By Grace Zhao, Graham Todd, Josh Lara, and Saljuk Gondal
Desdemona, Ohio. Your hometown. You haven’t been back there in 15 years. It’s a place you’ve tried your best to forget, but there it is, plain as day: your next assignment. As a surveyor with the Strategic Recommercialization Initiative, your job is simple — you’ve done it a hundred times before. You head to a town, evaluate its infrastructure, and deliver your report to the higher-ups so they can determine whether or not the place is suitable for a large-scale industrialization project. But there’s something about this assignment that’s making you ask questions. Why did they pick you for this job out of a thousand surveyors? Why are parts of your assignment redacted? And why won’t anyone tell you what’s happened in Desdemona for the past 15 years? You know that there’s only one place you can get your answers.
In Desdemona, Ohio, you play a mundane government worker tasked with surveying your old hometown, a place you haven’t seen in 15 years. You have every reason to believe that this will be a normal job, just like every other surveying mission you’ve done with the Strategic Recommericalization Initiative. But you quickly find out that nothing is normal about this job. Desdemona, Ohio is a game about the subtle melancholy of returning to a place you once called home and finding it’s changed in your absence — the sadness of realizing that things cannot go back to the way they were before. It is also a game about death — of people and of places — and the traces we leave behind when we’re gone. Over the course of the game you’ll uncover what’s happened to Desdemona and its inhabitants, and even have a chance to shape its future.

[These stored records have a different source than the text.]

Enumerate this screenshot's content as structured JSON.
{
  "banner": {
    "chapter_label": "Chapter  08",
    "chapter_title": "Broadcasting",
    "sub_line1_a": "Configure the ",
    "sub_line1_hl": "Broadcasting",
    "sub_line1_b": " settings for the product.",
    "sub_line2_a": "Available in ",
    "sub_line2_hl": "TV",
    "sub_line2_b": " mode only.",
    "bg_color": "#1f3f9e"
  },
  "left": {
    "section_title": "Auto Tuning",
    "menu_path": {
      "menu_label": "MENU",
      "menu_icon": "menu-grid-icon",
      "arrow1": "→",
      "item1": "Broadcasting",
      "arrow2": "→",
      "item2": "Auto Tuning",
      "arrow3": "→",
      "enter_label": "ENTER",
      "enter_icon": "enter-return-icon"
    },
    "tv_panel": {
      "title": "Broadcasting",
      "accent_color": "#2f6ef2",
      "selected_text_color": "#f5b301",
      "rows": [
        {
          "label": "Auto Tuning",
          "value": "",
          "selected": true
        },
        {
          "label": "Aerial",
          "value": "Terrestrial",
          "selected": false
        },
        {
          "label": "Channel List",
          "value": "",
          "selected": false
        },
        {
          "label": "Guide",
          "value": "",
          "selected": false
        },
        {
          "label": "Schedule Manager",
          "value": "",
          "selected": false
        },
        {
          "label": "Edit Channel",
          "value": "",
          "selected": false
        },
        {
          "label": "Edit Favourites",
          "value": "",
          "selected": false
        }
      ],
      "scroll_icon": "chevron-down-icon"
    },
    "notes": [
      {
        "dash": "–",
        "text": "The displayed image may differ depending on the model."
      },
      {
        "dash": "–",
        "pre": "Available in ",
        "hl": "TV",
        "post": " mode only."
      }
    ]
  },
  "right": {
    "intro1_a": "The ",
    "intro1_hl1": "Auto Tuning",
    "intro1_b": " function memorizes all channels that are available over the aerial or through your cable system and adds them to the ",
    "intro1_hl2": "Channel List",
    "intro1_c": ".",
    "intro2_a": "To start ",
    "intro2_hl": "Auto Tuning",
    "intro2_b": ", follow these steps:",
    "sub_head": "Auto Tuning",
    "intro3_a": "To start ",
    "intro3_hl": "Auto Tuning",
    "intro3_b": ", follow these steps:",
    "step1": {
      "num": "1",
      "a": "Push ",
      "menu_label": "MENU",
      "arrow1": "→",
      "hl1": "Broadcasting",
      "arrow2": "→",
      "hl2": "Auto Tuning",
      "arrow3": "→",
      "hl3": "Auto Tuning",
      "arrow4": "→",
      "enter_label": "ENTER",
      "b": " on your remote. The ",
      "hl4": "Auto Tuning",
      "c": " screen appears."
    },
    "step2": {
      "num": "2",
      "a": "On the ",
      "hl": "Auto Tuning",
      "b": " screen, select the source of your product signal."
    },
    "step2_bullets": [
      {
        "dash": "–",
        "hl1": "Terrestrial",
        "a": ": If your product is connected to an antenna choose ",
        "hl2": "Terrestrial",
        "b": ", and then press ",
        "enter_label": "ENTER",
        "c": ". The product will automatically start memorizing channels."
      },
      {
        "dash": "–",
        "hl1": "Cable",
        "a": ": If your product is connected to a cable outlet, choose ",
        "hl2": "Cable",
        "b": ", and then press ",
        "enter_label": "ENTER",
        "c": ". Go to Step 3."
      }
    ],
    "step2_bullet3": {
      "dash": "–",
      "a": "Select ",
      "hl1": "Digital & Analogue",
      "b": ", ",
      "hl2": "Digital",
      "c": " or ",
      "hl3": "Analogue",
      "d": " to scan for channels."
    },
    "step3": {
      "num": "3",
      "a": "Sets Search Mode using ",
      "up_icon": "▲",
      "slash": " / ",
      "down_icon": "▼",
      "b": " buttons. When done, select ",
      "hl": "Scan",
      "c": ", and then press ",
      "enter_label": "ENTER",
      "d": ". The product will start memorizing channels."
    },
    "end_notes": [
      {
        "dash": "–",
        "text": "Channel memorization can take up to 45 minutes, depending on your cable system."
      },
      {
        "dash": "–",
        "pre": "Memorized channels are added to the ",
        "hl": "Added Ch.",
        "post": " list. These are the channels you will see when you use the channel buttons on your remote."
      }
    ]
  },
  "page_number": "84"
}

Desdemona, Ohio is primarily a point-and-click adventure game in which you navigate between locations in a small American town. In addition to this, however, players will also quickly gain access to the “fremoscope” — a device which can detect the presence of spirits nearby and even allow for limited interaction with them through a text interface. In this way, we hope to combine some features of text-based adventure games, as communicating with the spirits will both be necessary for completing some puzzles and for getting the full narrative experience.
Types of Fun
Along with the primary type of fun of narrative, there will also be an element of fantasy, given the supernatural events affecting the town of Desdemona. Player’s can also freely communicate with spirits over the fremoscope, experiencing a fun in expression, and make critical decisions to affect the game’s outcome, which brings about an element of challenge.